DIRECTIONS FOR THIS TASK: Nothing but a verbatim copy of the data, minus the images, should be returned.

######

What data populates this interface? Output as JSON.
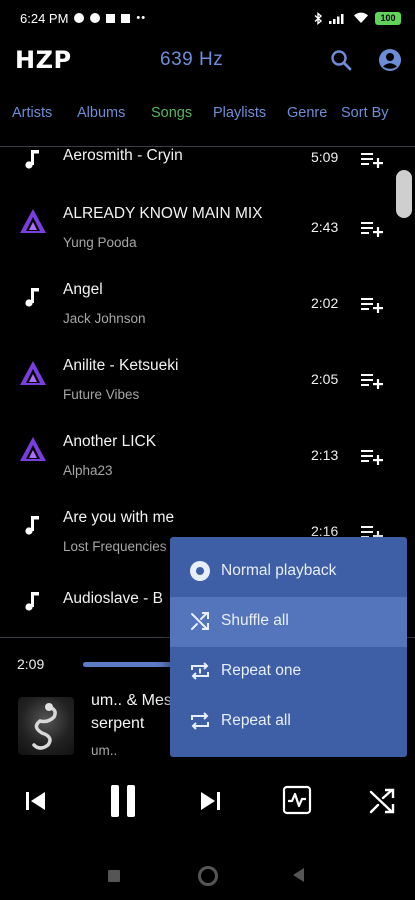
{
  "status_bar": {
    "time": "6:24 PM",
    "dots": "••",
    "battery": "100"
  },
  "header": {
    "logo": "HZP",
    "frequency": "639 Hz"
  },
  "tabs": [
    {
      "label": "Artists"
    },
    {
      "label": "Albums"
    },
    {
      "label": "Songs",
      "active": true
    },
    {
      "label": "Playlists"
    },
    {
      "label": "Genre"
    },
    {
      "label": "Sort By"
    }
  ],
  "songs": [
    {
      "title": "Aerosmith - Cryin",
      "artist": "",
      "duration": "5:09",
      "icon": "music-note-icon"
    },
    {
      "title": "ALREADY KNOW MAIN MIX",
      "artist": "Yung Pooda",
      "duration": "2:43",
      "icon": "triangle-logo-icon"
    },
    {
      "title": "Angel",
      "artist": "Jack Johnson",
      "duration": "2:02",
      "icon": "music-note-icon"
    },
    {
      "title": "Anilite - Ketsueki",
      "artist": "Future Vibes",
      "duration": "2:05",
      "icon": "triangle-logo-icon"
    },
    {
      "title": "Another LICK",
      "artist": "Alpha23",
      "duration": "2:13",
      "icon": "triangle-logo-icon"
    },
    {
      "title": "Are you with me",
      "artist": "Lost Frequencies",
      "duration": "2:16",
      "icon": "music-note-icon"
    },
    {
      "title": "Audioslave - B",
      "artist": "",
      "duration": "",
      "icon": "music-note-icon"
    }
  ],
  "player": {
    "elapsed": "2:09",
    "progress": 0.3,
    "title_line1": "um.. & Mes",
    "title_line2": "serpent",
    "artist": "um.."
  },
  "playback_menu": {
    "items": [
      {
        "label": "Normal playback",
        "icon": "record-icon"
      },
      {
        "label": "Shuffle all",
        "icon": "shuffle-icon",
        "highlighted": true
      },
      {
        "label": "Repeat one",
        "icon": "repeat-one-icon"
      },
      {
        "label": "Repeat all",
        "icon": "repeat-icon"
      }
    ]
  },
  "colors": {
    "accent_blue": "#6d8ed6",
    "active_tab_green": "#57b65a",
    "menu_bg": "#3e5ea6",
    "menu_highlight": "#5474bc",
    "triangle_purple": "#7a3de0"
  }
}
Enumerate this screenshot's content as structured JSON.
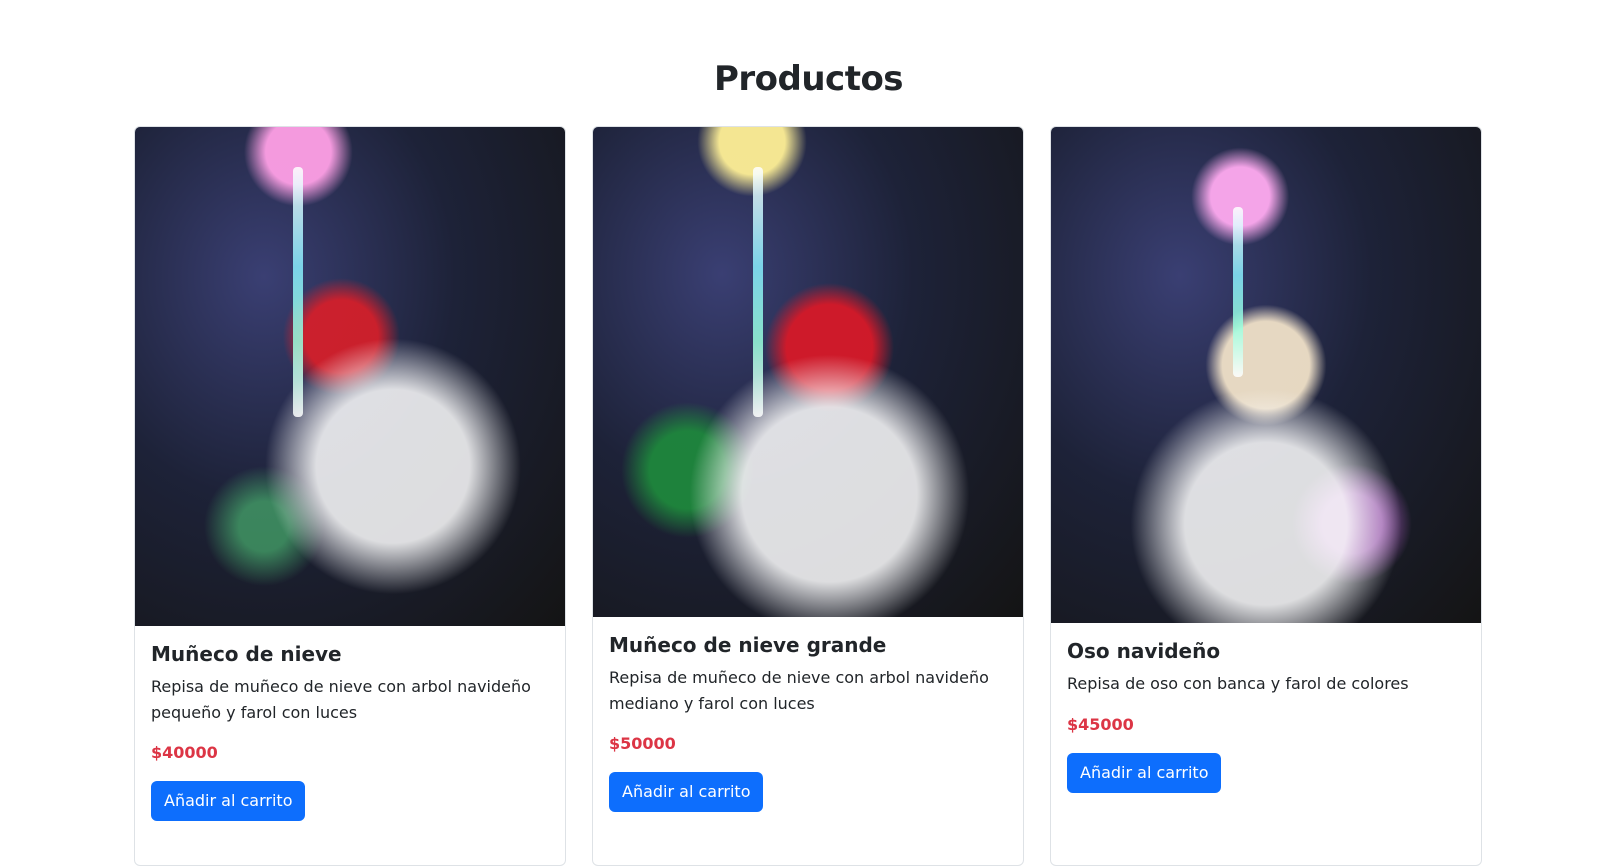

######

SOLVED EXERCISE:
What data populates this interface? Output as JSON.
{
  "status_bar": {
    "time": "6:24 PM",
    "dots": "••",
    "battery": "100"
  },
  "header": {
    "logo": "HZP",
    "frequency": "639 Hz"
  },
  "tabs": [
    {
      "label": "Artists"
    },
    {
      "label": "Albums"
    },
    {
      "label": "Songs",
      "active": true
    },
    {
      "label": "Playlists"
    },
    {
      "label": "Genre"
    },
    {
      "label": "Sort By"
    }
  ],
  "songs": [
    {
      "title": "Aerosmith - Cryin",
      "artist": "",
      "duration": "5:09",
      "icon": "music-note-icon"
    },
    {
      "title": "ALREADY KNOW MAIN MIX",
      "artist": "Yung Pooda",
      "duration": "2:43",
      "icon": "triangle-logo-icon"
    },
    {
      "title": "Angel",
      "artist": "Jack Johnson",
      "duration": "2:02",
      "icon": "music-note-icon"
    },
    {
      "title": "Anilite - Ketsueki",
      "artist": "Future Vibes",
      "duration": "2:05",
      "icon": "triangle-logo-icon"
    },
    {
      "title": "Another LICK",
      "artist": "Alpha23",
      "duration": "2:13",
      "icon": "triangle-logo-icon"
    },
    {
      "title": "Are you with me",
      "artist": "Lost Frequencies",
      "duration": "2:16",
      "icon": "music-note-icon"
    },
    {
      "title": "Audioslave - B",
      "artist": "",
      "duration": "",
      "icon": "music-note-icon"
    }
  ],
  "player": {
    "elapsed": "2:09",
    "progress": 0.3,
    "title_line1": "um.. & Mes",
    "title_line2": "serpent",
    "artist": "um.."
  },
  "playback_menu": {
    "items": [
      {
        "label": "Normal playback",
        "icon": "record-icon"
      },
      {
        "label": "Shuffle all",
        "icon": "shuffle-icon",
        "highlighted": true
      },
      {
        "label": "Repeat one",
        "icon": "repeat-one-icon"
      },
      {
        "label": "Repeat all",
        "icon": "repeat-icon"
      }
    ]
  },
  "colors": {
    "accent_blue": "#6d8ed6",
    "active_tab_green": "#57b65a",
    "menu_bg": "#3e5ea6",
    "menu_highlight": "#5474bc",
    "triangle_purple": "#7a3de0"
  }
}
Enumerate this screenshot's content as structured JSON.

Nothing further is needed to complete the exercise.